## Exercise aim
With pictures left out, set down every record word for word.

App and web page records:

________________________

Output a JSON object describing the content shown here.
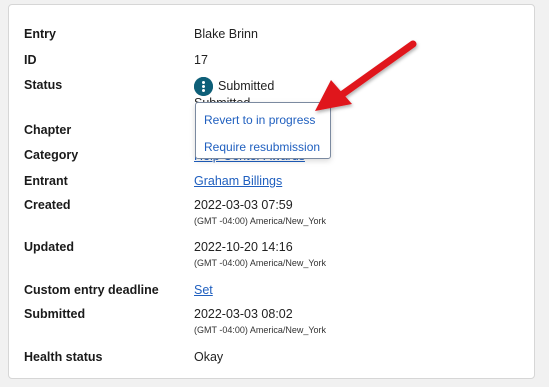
{
  "rows": {
    "entry": {
      "label": "Entry",
      "value": "Blake Brinn"
    },
    "id": {
      "label": "ID",
      "value": "17"
    },
    "status": {
      "label": "Status",
      "value": "Submitted",
      "obscured_value": "Submitted"
    },
    "chapter": {
      "label": "Chapter"
    },
    "category": {
      "label": "Category",
      "value": "Help Center Awards"
    },
    "entrant": {
      "label": "Entrant",
      "value": "Graham Billings"
    },
    "created": {
      "label": "Created",
      "value": "2022-03-03 07:59",
      "tz": "(GMT -04:00) America/New_York"
    },
    "updated": {
      "label": "Updated",
      "value": "2022-10-20 14:16",
      "tz": "(GMT -04:00) America/New_York"
    },
    "deadline": {
      "label": "Custom entry deadline",
      "value": "Set"
    },
    "submitted": {
      "label": "Submitted",
      "value": "2022-03-03 08:02",
      "tz": "(GMT -04:00) America/New_York"
    },
    "health": {
      "label": "Health status",
      "value": "Okay"
    }
  },
  "status_menu": {
    "items": [
      "Revert to in progress",
      "Require resubmission"
    ]
  },
  "colors": {
    "link": "#1f5fbf",
    "kebab": "#0e5f78",
    "annotation_arrow": "#e0161c"
  },
  "icons": {
    "menu": "kebab-vertical-icon",
    "annotation": "red-arrow-icon"
  }
}
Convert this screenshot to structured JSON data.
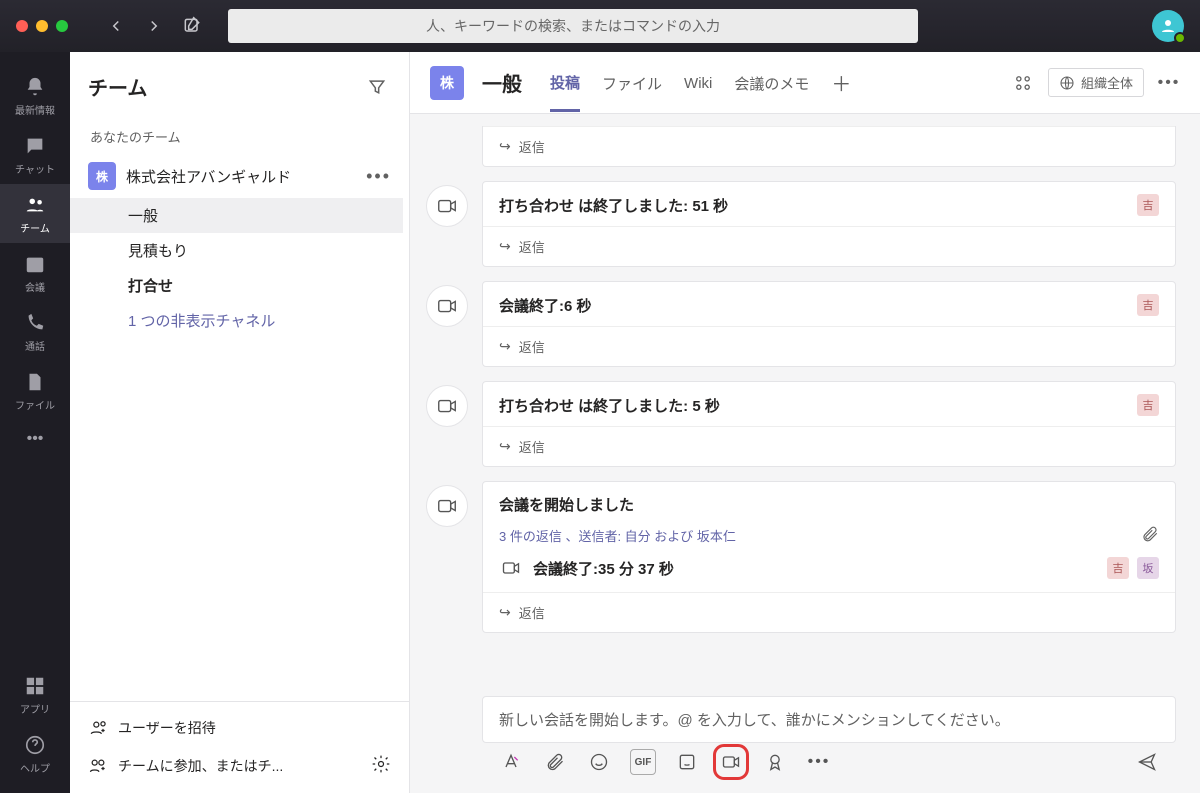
{
  "search": {
    "placeholder": "人、キーワードの検索、またはコマンドの入力"
  },
  "rail": {
    "items": [
      {
        "id": "activity",
        "label": "最新情報"
      },
      {
        "id": "chat",
        "label": "チャット"
      },
      {
        "id": "teams",
        "label": "チーム"
      },
      {
        "id": "meetings",
        "label": "会議"
      },
      {
        "id": "calls",
        "label": "通話"
      },
      {
        "id": "files",
        "label": "ファイル"
      }
    ],
    "apps": "アプリ",
    "help": "ヘルプ"
  },
  "panel": {
    "title": "チーム",
    "section": "あなたのチーム",
    "team": {
      "initial": "株",
      "name": "株式会社アバンギャルド"
    },
    "channels": {
      "general": "一般",
      "estimate": "見積もり",
      "meeting": "打合せ",
      "hidden": "1 つの非表示チャネル"
    },
    "footer": {
      "invite": "ユーザーを招待",
      "joincreate": "チームに参加、またはチ..."
    }
  },
  "header": {
    "team_initial": "株",
    "channel": "一般",
    "tabs": {
      "posts": "投稿",
      "files": "ファイル",
      "wiki": "Wiki",
      "notes": "会議のメモ"
    },
    "org": "組織全体"
  },
  "messages": {
    "reply": "返信",
    "m1": {
      "title": "打ち合わせ は終了しました: 51 秒",
      "avatar": "吉"
    },
    "m2": {
      "title": "会議終了:6 秒",
      "avatar": "吉"
    },
    "m3": {
      "title": "打ち合わせ は終了しました: 5 秒",
      "avatar": "吉"
    },
    "m4": {
      "title": "会議を開始しました",
      "thread": "3 件の返信 、送信者: 自分 および 坂本仁",
      "sub": "会議終了:35 分 37 秒",
      "av1": "吉",
      "av2": "坂"
    }
  },
  "compose": {
    "placeholder": "新しい会話を開始します。@ を入力して、誰かにメンションしてください。"
  }
}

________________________

## Output below
Output a JSON object describing the content shown here.
{
  "rows": {
    "entry": {
      "label": "Entry",
      "value": "Blake Brinn"
    },
    "id": {
      "label": "ID",
      "value": "17"
    },
    "status": {
      "label": "Status",
      "value": "Submitted",
      "obscured_value": "Submitted"
    },
    "chapter": {
      "label": "Chapter"
    },
    "category": {
      "label": "Category",
      "value": "Help Center Awards"
    },
    "entrant": {
      "label": "Entrant",
      "value": "Graham Billings"
    },
    "created": {
      "label": "Created",
      "value": "2022-03-03 07:59",
      "tz": "(GMT -04:00) America/New_York"
    },
    "updated": {
      "label": "Updated",
      "value": "2022-10-20 14:16",
      "tz": "(GMT -04:00) America/New_York"
    },
    "deadline": {
      "label": "Custom entry deadline",
      "value": "Set"
    },
    "submitted": {
      "label": "Submitted",
      "value": "2022-03-03 08:02",
      "tz": "(GMT -04:00) America/New_York"
    },
    "health": {
      "label": "Health status",
      "value": "Okay"
    }
  },
  "status_menu": {
    "items": [
      "Revert to in progress",
      "Require resubmission"
    ]
  },
  "colors": {
    "link": "#1f5fbf",
    "kebab": "#0e5f78",
    "annotation_arrow": "#e0161c"
  },
  "icons": {
    "menu": "kebab-vertical-icon",
    "annotation": "red-arrow-icon"
  }
}
Convert this screenshot to structured JSON data.
{
  "search": {
    "placeholder": "人、キーワードの検索、またはコマンドの入力"
  },
  "rail": {
    "items": [
      {
        "id": "activity",
        "label": "最新情報"
      },
      {
        "id": "chat",
        "label": "チャット"
      },
      {
        "id": "teams",
        "label": "チーム"
      },
      {
        "id": "meetings",
        "label": "会議"
      },
      {
        "id": "calls",
        "label": "通話"
      },
      {
        "id": "files",
        "label": "ファイル"
      }
    ],
    "apps": "アプリ",
    "help": "ヘルプ"
  },
  "panel": {
    "title": "チーム",
    "section": "あなたのチーム",
    "team": {
      "initial": "株",
      "name": "株式会社アバンギャルド"
    },
    "channels": {
      "general": "一般",
      "estimate": "見積もり",
      "meeting": "打合せ",
      "hidden": "1 つの非表示チャネル"
    },
    "footer": {
      "invite": "ユーザーを招待",
      "joincreate": "チームに参加、またはチ..."
    }
  },
  "header": {
    "team_initial": "株",
    "channel": "一般",
    "tabs": {
      "posts": "投稿",
      "files": "ファイル",
      "wiki": "Wiki",
      "notes": "会議のメモ"
    },
    "org": "組織全体"
  },
  "messages": {
    "reply": "返信",
    "m1": {
      "title": "打ち合わせ は終了しました: 51 秒",
      "avatar": "吉"
    },
    "m2": {
      "title": "会議終了:6 秒",
      "avatar": "吉"
    },
    "m3": {
      "title": "打ち合わせ は終了しました: 5 秒",
      "avatar": "吉"
    },
    "m4": {
      "title": "会議を開始しました",
      "thread": "3 件の返信 、送信者: 自分 および 坂本仁",
      "sub": "会議終了:35 分 37 秒",
      "av1": "吉",
      "av2": "坂"
    }
  },
  "compose": {
    "placeholder": "新しい会話を開始します。@ を入力して、誰かにメンションしてください。"
  }
}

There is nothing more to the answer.